- WHAT IS REQUIRED: Work out how many lines in the records below include the string "icon", and reply with that number alone.

BEGIN RECORDS TO PROCESS

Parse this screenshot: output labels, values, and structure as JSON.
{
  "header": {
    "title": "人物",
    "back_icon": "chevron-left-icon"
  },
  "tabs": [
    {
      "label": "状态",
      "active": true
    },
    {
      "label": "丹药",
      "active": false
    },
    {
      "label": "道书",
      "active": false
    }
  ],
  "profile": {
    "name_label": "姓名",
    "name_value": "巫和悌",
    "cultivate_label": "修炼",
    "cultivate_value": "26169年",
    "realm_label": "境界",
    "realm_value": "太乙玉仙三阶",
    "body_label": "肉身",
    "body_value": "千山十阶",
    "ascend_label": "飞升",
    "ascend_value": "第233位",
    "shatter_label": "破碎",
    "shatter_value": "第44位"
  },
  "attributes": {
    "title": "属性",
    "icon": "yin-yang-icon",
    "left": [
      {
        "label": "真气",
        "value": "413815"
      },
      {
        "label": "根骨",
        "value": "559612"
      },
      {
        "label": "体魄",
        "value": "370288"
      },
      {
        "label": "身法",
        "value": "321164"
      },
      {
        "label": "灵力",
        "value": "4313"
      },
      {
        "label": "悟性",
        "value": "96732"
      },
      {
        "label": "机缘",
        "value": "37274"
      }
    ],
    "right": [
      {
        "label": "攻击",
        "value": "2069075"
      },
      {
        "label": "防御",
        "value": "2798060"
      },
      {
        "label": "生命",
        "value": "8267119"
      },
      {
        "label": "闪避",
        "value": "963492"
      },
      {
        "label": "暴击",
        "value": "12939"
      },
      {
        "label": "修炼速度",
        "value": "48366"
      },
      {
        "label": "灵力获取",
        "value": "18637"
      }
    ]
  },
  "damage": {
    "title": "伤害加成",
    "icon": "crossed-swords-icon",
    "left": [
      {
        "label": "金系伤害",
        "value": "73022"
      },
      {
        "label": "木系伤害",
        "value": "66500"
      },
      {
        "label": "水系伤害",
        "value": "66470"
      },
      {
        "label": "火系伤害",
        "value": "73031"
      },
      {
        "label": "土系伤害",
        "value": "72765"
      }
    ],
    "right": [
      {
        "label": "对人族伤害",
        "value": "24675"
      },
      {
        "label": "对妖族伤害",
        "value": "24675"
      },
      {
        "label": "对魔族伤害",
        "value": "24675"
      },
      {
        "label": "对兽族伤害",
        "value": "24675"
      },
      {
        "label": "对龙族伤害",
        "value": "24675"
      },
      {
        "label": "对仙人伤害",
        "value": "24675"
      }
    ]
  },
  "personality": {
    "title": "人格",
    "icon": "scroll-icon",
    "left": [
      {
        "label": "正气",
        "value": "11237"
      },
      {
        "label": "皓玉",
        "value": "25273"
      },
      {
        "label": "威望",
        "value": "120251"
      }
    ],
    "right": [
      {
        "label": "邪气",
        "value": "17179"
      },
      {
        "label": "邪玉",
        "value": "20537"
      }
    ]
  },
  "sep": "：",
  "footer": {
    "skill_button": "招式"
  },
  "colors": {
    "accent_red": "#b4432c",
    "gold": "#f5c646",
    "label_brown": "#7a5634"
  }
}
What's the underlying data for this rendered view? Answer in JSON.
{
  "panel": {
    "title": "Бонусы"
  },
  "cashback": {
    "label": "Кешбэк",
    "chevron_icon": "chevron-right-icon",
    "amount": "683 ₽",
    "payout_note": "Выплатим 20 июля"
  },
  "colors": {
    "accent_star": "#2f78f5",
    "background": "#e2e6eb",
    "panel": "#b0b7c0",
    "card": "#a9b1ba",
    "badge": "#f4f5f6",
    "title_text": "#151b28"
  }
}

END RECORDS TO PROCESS

- FINISHED TASK: 5